INPUT MATERIAL =
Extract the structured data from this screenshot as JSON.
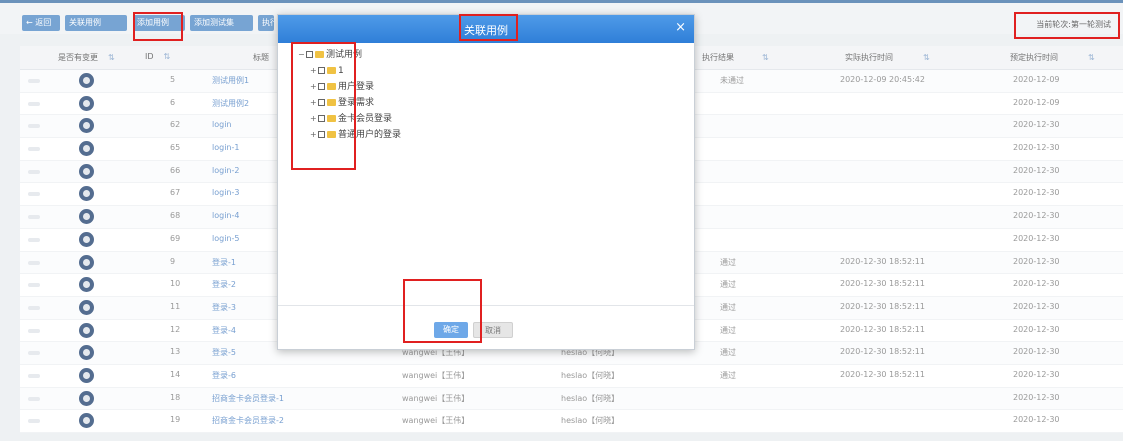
{
  "toolbar": {
    "buttons": [
      "← 返回",
      "关联用例",
      "添加用例",
      "添加测试集",
      "执行"
    ],
    "right_text": "当前轮次:第一轮测试"
  },
  "table": {
    "headers": [
      "是否有变更",
      "ID",
      "标题",
      "",
      "",
      "执行结果",
      "实际执行时间",
      "预定执行时间"
    ],
    "rows": [
      {
        "id": "5",
        "title": "测试用例1",
        "c1": "",
        "c2": "",
        "result": "未通过",
        "actual": "2020-12-09 20:45:42",
        "planned": "2020-12-09"
      },
      {
        "id": "6",
        "title": "测试用例2",
        "c1": "",
        "c2": "",
        "result": "",
        "actual": "",
        "planned": "2020-12-09"
      },
      {
        "id": "62",
        "title": "login",
        "c1": "",
        "c2": "",
        "result": "",
        "actual": "",
        "planned": "2020-12-30"
      },
      {
        "id": "65",
        "title": "login-1",
        "c1": "",
        "c2": "",
        "result": "",
        "actual": "",
        "planned": "2020-12-30"
      },
      {
        "id": "66",
        "title": "login-2",
        "c1": "",
        "c2": "",
        "result": "",
        "actual": "",
        "planned": "2020-12-30"
      },
      {
        "id": "67",
        "title": "login-3",
        "c1": "",
        "c2": "",
        "result": "",
        "actual": "",
        "planned": "2020-12-30"
      },
      {
        "id": "68",
        "title": "login-4",
        "c1": "",
        "c2": "",
        "result": "",
        "actual": "",
        "planned": "2020-12-30"
      },
      {
        "id": "69",
        "title": "login-5",
        "c1": "",
        "c2": "",
        "result": "",
        "actual": "",
        "planned": "2020-12-30"
      },
      {
        "id": "9",
        "title": "登录-1",
        "c1": "",
        "c2": "",
        "result": "通过",
        "actual": "2020-12-30 18:52:11",
        "planned": "2020-12-30"
      },
      {
        "id": "10",
        "title": "登录-2",
        "c1": "",
        "c2": "",
        "result": "通过",
        "actual": "2020-12-30 18:52:11",
        "planned": "2020-12-30"
      },
      {
        "id": "11",
        "title": "登录-3",
        "c1": "",
        "c2": "",
        "result": "通过",
        "actual": "2020-12-30 18:52:11",
        "planned": "2020-12-30"
      },
      {
        "id": "12",
        "title": "登录-4",
        "c1": "",
        "c2": "",
        "result": "通过",
        "actual": "2020-12-30 18:52:11",
        "planned": "2020-12-30"
      },
      {
        "id": "13",
        "title": "登录-5",
        "c1": "wangwei【王伟】",
        "c2": "heslao【何晓】",
        "result": "通过",
        "actual": "2020-12-30 18:52:11",
        "planned": "2020-12-30"
      },
      {
        "id": "14",
        "title": "登录-6",
        "c1": "wangwei【王伟】",
        "c2": "heslao【何晓】",
        "result": "通过",
        "actual": "2020-12-30 18:52:11",
        "planned": "2020-12-30"
      },
      {
        "id": "18",
        "title": "招商金卡会员登录-1",
        "c1": "wangwei【王伟】",
        "c2": "heslao【何晓】",
        "result": "",
        "actual": "",
        "planned": "2020-12-30"
      },
      {
        "id": "19",
        "title": "招商金卡会员登录-2",
        "c1": "wangwei【王伟】",
        "c2": "heslao【何晓】",
        "result": "",
        "actual": "",
        "planned": "2020-12-30"
      }
    ]
  },
  "modal": {
    "title": "关联用例",
    "close": "×",
    "tree_root": "测试用例",
    "tree_children": [
      "1",
      "用户登录",
      "登录需求",
      "金卡会员登录",
      "普通用户的登录"
    ],
    "ok_label": "确定",
    "cancel_label": "取消"
  }
}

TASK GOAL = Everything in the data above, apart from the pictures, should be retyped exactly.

SOLUTION =
Extract the structured data from this screenshot as JSON.
{
  "toolbar": {
    "buttons": [
      "← 返回",
      "关联用例",
      "添加用例",
      "添加测试集",
      "执行"
    ],
    "right_text": "当前轮次:第一轮测试"
  },
  "table": {
    "headers": [
      "是否有变更",
      "ID",
      "标题",
      "",
      "",
      "执行结果",
      "实际执行时间",
      "预定执行时间"
    ],
    "rows": [
      {
        "id": "5",
        "title": "测试用例1",
        "c1": "",
        "c2": "",
        "result": "未通过",
        "actual": "2020-12-09 20:45:42",
        "planned": "2020-12-09"
      },
      {
        "id": "6",
        "title": "测试用例2",
        "c1": "",
        "c2": "",
        "result": "",
        "actual": "",
        "planned": "2020-12-09"
      },
      {
        "id": "62",
        "title": "login",
        "c1": "",
        "c2": "",
        "result": "",
        "actual": "",
        "planned": "2020-12-30"
      },
      {
        "id": "65",
        "title": "login-1",
        "c1": "",
        "c2": "",
        "result": "",
        "actual": "",
        "planned": "2020-12-30"
      },
      {
        "id": "66",
        "title": "login-2",
        "c1": "",
        "c2": "",
        "result": "",
        "actual": "",
        "planned": "2020-12-30"
      },
      {
        "id": "67",
        "title": "login-3",
        "c1": "",
        "c2": "",
        "result": "",
        "actual": "",
        "planned": "2020-12-30"
      },
      {
        "id": "68",
        "title": "login-4",
        "c1": "",
        "c2": "",
        "result": "",
        "actual": "",
        "planned": "2020-12-30"
      },
      {
        "id": "69",
        "title": "login-5",
        "c1": "",
        "c2": "",
        "result": "",
        "actual": "",
        "planned": "2020-12-30"
      },
      {
        "id": "9",
        "title": "登录-1",
        "c1": "",
        "c2": "",
        "result": "通过",
        "actual": "2020-12-30 18:52:11",
        "planned": "2020-12-30"
      },
      {
        "id": "10",
        "title": "登录-2",
        "c1": "",
        "c2": "",
        "result": "通过",
        "actual": "2020-12-30 18:52:11",
        "planned": "2020-12-30"
      },
      {
        "id": "11",
        "title": "登录-3",
        "c1": "",
        "c2": "",
        "result": "通过",
        "actual": "2020-12-30 18:52:11",
        "planned": "2020-12-30"
      },
      {
        "id": "12",
        "title": "登录-4",
        "c1": "",
        "c2": "",
        "result": "通过",
        "actual": "2020-12-30 18:52:11",
        "planned": "2020-12-30"
      },
      {
        "id": "13",
        "title": "登录-5",
        "c1": "wangwei【王伟】",
        "c2": "heslao【何晓】",
        "result": "通过",
        "actual": "2020-12-30 18:52:11",
        "planned": "2020-12-30"
      },
      {
        "id": "14",
        "title": "登录-6",
        "c1": "wangwei【王伟】",
        "c2": "heslao【何晓】",
        "result": "通过",
        "actual": "2020-12-30 18:52:11",
        "planned": "2020-12-30"
      },
      {
        "id": "18",
        "title": "招商金卡会员登录-1",
        "c1": "wangwei【王伟】",
        "c2": "heslao【何晓】",
        "result": "",
        "actual": "",
        "planned": "2020-12-30"
      },
      {
        "id": "19",
        "title": "招商金卡会员登录-2",
        "c1": "wangwei【王伟】",
        "c2": "heslao【何晓】",
        "result": "",
        "actual": "",
        "planned": "2020-12-30"
      }
    ]
  },
  "modal": {
    "title": "关联用例",
    "close": "×",
    "tree_root": "测试用例",
    "tree_children": [
      "1",
      "用户登录",
      "登录需求",
      "金卡会员登录",
      "普通用户的登录"
    ],
    "ok_label": "确定",
    "cancel_label": "取消"
  }
}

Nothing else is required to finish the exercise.